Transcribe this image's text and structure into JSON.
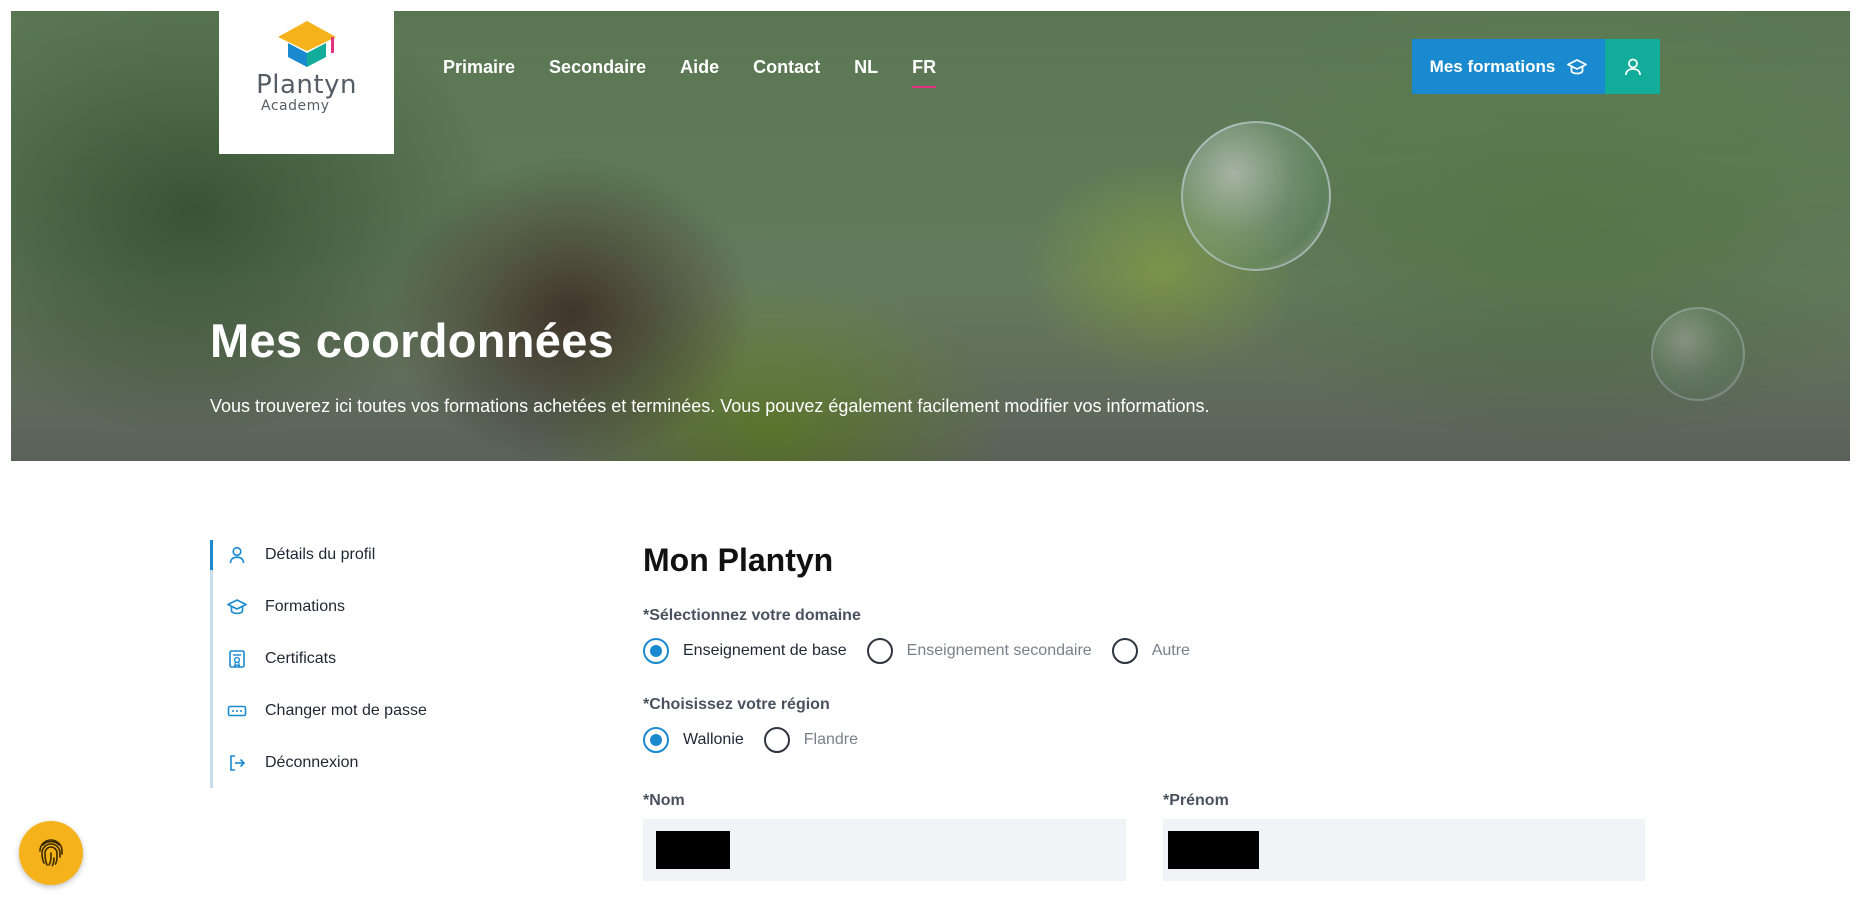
{
  "header": {
    "logo_name": "Plantyn",
    "logo_sub": "Academy",
    "nav": [
      {
        "label": "Primaire"
      },
      {
        "label": "Secondaire"
      },
      {
        "label": "Aide"
      },
      {
        "label": "Contact"
      },
      {
        "label": "NL"
      },
      {
        "label": "FR",
        "active": true
      }
    ],
    "formations_button": "Mes formations",
    "user_icon": "user-icon",
    "formations_icon": "graduation-cap-icon"
  },
  "hero": {
    "title": "Mes coordonnées",
    "subtitle": "Vous trouverez ici toutes vos formations achetées et terminées. Vous pouvez également facilement modifier vos informations."
  },
  "sidebar": {
    "items": [
      {
        "label": "Détails du profil",
        "icon": "user-icon",
        "active": true
      },
      {
        "label": "Formations",
        "icon": "graduation-cap-icon"
      },
      {
        "label": "Certificats",
        "icon": "certificate-icon"
      },
      {
        "label": "Changer mot de passe",
        "icon": "password-icon"
      },
      {
        "label": "Déconnexion",
        "icon": "logout-icon"
      }
    ]
  },
  "main": {
    "title": "Mon Plantyn",
    "domain": {
      "label": "*Sélectionnez votre domaine",
      "options": [
        "Enseignement de base",
        "Enseignement secondaire",
        "Autre"
      ],
      "selected": "Enseignement de base"
    },
    "region": {
      "label": "*Choisissez votre région",
      "options": [
        "Wallonie",
        "Flandre"
      ],
      "selected": "Wallonie"
    },
    "nom": {
      "label": "*Nom"
    },
    "prenom": {
      "label": "*Prénom"
    }
  },
  "colors": {
    "accent": "#1a8ad0",
    "teal": "#12ad9a",
    "nav_active_underline": "#e3337f",
    "fab": "#f6b21a"
  },
  "fab": {
    "icon": "fingerprint-icon"
  }
}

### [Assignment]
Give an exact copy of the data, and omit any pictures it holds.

### [Finished task]
Transcribe this image's text and structure into JSON.
{
  "header": {
    "logo_name": "Plantyn",
    "logo_sub": "Academy",
    "nav": [
      {
        "label": "Primaire"
      },
      {
        "label": "Secondaire"
      },
      {
        "label": "Aide"
      },
      {
        "label": "Contact"
      },
      {
        "label": "NL"
      },
      {
        "label": "FR",
        "active": true
      }
    ],
    "formations_button": "Mes formations",
    "user_icon": "user-icon",
    "formations_icon": "graduation-cap-icon"
  },
  "hero": {
    "title": "Mes coordonnées",
    "subtitle": "Vous trouverez ici toutes vos formations achetées et terminées. Vous pouvez également facilement modifier vos informations."
  },
  "sidebar": {
    "items": [
      {
        "label": "Détails du profil",
        "icon": "user-icon",
        "active": true
      },
      {
        "label": "Formations",
        "icon": "graduation-cap-icon"
      },
      {
        "label": "Certificats",
        "icon": "certificate-icon"
      },
      {
        "label": "Changer mot de passe",
        "icon": "password-icon"
      },
      {
        "label": "Déconnexion",
        "icon": "logout-icon"
      }
    ]
  },
  "main": {
    "title": "Mon Plantyn",
    "domain": {
      "label": "*Sélectionnez votre domaine",
      "options": [
        "Enseignement de base",
        "Enseignement secondaire",
        "Autre"
      ],
      "selected": "Enseignement de base"
    },
    "region": {
      "label": "*Choisissez votre région",
      "options": [
        "Wallonie",
        "Flandre"
      ],
      "selected": "Wallonie"
    },
    "nom": {
      "label": "*Nom"
    },
    "prenom": {
      "label": "*Prénom"
    }
  },
  "colors": {
    "accent": "#1a8ad0",
    "teal": "#12ad9a",
    "nav_active_underline": "#e3337f",
    "fab": "#f6b21a"
  },
  "fab": {
    "icon": "fingerprint-icon"
  }
}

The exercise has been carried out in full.